Often snoring is dismissed as an annoyance, but it can be a sign of a very serious condition known as obstructive sleep apnea. Snoring is caused by a blocked airway. The tongue falls backward during sleep and can fully or partially block the airway. The body then struggles to obtain air, and this causes the vibration we call snoring. Much of the time the body will continue to get just enough air so there will be very little harm. However, this condition is one of the signs that sleep apnea could be right around the corner. Snoring and obstructive sleep apnea are medical problems, so we make sure your individual situation is fully addressed by starting with an objective medical assessment.
Apnea episodes can occur from 6 to 100 times per hour. This oxygen deprivation causes people to feel exhausted when they wake up, as though they haven’t really been sleeping. They’ve spent most of the night fighting for air, so it’s no wonder they feel tired, headachy, and irritable. The lower oxygen levels also put a strain on the heart.
Each pause in breathing, called an apnea, can last from a few seconds to minutes, and may occur 5 to 30 times or more an hour. Similarly, each abnormally low breathing event is called a hyponea . Sleep apnea is diagnosed with an overnight sleep test called a polysomnogram, or “sleep study”.

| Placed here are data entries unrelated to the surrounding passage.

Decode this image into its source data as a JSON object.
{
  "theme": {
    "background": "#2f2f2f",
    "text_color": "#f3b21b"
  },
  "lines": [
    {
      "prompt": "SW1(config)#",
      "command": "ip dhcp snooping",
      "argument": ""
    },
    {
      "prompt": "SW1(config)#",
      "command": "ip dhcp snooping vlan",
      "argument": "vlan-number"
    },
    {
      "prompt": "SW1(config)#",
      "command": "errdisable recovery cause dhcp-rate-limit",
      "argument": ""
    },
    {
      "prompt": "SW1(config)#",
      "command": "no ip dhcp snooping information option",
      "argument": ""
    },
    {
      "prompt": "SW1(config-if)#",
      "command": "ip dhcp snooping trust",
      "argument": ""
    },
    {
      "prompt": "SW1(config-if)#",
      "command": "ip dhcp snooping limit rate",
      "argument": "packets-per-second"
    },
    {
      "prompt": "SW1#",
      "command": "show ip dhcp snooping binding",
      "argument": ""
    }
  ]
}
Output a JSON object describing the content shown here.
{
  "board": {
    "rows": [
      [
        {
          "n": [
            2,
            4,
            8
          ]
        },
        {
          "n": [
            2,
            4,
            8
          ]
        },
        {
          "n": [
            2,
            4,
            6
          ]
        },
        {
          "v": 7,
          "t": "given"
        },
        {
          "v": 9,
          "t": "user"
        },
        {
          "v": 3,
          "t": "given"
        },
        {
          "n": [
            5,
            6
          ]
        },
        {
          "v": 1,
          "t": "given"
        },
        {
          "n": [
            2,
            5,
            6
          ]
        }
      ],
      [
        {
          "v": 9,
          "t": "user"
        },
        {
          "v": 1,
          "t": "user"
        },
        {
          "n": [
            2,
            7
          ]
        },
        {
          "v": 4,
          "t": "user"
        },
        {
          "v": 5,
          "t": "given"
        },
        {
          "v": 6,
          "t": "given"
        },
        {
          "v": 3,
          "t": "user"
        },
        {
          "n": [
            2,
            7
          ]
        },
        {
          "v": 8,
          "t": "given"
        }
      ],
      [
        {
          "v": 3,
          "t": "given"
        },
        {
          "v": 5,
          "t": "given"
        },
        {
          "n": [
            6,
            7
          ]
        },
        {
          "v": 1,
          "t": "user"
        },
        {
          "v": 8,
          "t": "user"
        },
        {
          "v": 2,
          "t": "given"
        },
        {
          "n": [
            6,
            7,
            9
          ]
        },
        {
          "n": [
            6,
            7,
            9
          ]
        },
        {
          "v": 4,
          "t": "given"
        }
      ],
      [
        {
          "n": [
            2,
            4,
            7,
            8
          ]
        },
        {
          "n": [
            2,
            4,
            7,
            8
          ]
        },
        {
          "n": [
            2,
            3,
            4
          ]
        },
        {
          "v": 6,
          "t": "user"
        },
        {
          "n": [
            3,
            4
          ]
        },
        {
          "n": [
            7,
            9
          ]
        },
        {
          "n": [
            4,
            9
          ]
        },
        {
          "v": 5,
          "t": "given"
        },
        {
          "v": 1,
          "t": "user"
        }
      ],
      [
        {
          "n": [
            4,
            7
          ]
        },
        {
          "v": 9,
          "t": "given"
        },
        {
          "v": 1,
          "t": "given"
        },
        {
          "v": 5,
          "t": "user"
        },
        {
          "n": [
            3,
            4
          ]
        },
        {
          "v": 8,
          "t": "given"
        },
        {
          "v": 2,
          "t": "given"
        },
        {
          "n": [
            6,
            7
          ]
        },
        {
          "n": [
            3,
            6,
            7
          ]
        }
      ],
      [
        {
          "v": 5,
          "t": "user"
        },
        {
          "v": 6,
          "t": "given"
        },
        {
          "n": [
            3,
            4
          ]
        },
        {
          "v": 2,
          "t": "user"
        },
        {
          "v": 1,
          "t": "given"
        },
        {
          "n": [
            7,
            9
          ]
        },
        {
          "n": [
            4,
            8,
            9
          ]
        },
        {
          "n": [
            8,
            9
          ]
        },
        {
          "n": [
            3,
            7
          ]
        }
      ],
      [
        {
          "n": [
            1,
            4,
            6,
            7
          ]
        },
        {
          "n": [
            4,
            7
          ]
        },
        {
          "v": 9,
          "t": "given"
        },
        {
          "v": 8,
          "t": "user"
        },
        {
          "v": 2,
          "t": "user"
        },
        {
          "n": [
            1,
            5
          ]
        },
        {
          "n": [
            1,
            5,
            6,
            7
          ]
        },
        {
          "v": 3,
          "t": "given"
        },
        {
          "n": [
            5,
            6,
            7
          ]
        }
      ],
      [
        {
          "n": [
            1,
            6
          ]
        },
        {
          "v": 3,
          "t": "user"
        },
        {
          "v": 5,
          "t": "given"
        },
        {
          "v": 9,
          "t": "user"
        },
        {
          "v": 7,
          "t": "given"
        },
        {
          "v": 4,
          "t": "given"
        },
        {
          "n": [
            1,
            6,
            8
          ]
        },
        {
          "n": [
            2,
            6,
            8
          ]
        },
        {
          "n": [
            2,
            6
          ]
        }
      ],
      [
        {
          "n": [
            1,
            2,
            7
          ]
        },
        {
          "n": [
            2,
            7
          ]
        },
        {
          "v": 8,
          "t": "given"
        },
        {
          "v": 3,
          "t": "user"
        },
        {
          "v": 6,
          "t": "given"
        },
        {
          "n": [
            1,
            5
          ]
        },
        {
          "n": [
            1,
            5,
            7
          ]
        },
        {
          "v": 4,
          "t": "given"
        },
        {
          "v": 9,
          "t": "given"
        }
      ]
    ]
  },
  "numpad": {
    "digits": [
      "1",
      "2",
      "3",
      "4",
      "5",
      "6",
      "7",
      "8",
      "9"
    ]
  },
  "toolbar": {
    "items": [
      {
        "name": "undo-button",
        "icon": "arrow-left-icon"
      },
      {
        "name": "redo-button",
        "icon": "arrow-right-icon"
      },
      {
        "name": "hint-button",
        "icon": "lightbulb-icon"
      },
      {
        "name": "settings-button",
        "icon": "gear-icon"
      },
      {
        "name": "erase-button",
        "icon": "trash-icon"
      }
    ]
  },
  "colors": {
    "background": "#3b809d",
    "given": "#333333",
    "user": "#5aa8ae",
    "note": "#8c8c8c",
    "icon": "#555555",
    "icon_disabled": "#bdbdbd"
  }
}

After the proper diagnosis by the MD, the appropriate treatment modality is prescribed, either a CPAP ot oral appliance. This is where dentistry has a place in the process, if the patient is unable to wear the CPAP, oral appliances are a very viable option. Our next blog will address the appliances used in treatment.